EXERCISE INSTRUCTIONS: Each line of the data below that carries the word "CREATOR" needs to be copied.

DATA FOR REVIEW:
• • •
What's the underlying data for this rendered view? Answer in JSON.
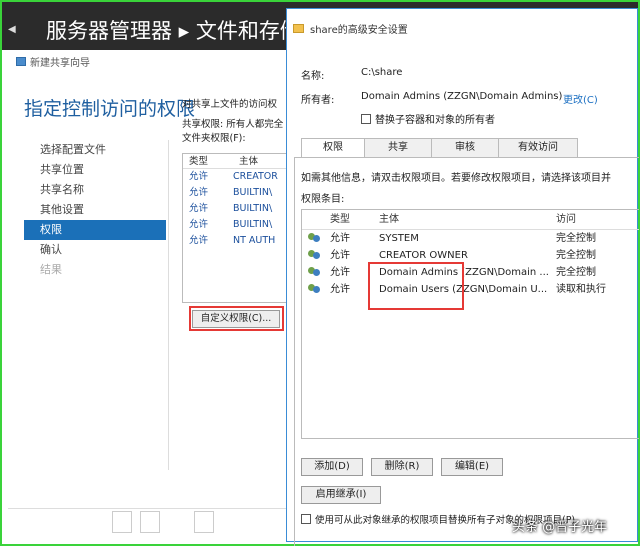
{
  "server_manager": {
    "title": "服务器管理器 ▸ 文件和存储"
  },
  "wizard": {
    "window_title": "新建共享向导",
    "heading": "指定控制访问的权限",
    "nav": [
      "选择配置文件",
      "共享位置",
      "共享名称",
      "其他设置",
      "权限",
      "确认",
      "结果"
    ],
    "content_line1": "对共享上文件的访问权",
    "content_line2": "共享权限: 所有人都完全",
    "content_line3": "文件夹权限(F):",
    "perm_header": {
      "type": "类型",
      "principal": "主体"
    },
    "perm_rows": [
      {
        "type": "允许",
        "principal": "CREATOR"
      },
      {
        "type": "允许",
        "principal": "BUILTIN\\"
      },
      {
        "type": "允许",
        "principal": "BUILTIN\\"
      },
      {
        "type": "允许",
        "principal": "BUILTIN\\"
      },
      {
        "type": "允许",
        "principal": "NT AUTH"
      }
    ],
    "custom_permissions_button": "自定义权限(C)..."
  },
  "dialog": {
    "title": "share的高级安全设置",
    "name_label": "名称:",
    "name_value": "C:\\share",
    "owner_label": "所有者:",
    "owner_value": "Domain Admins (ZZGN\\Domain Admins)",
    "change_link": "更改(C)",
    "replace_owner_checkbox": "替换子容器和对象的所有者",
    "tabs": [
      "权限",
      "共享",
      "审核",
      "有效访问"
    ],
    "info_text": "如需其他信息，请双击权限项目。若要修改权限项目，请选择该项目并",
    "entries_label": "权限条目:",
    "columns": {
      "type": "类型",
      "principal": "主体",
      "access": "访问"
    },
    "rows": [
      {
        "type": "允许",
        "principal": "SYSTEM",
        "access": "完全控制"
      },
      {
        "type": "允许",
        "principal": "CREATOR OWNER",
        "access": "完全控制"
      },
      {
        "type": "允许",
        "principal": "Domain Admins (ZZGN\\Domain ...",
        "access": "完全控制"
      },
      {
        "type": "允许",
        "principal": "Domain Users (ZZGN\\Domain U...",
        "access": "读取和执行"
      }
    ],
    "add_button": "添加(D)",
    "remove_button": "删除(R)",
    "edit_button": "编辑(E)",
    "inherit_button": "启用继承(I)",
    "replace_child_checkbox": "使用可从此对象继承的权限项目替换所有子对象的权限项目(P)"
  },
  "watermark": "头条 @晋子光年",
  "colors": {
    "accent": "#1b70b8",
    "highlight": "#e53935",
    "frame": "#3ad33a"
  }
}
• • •
FINISHED EXERCISE:
        "principal": "CREATOR"
        "principal": "CREATOR OWNER",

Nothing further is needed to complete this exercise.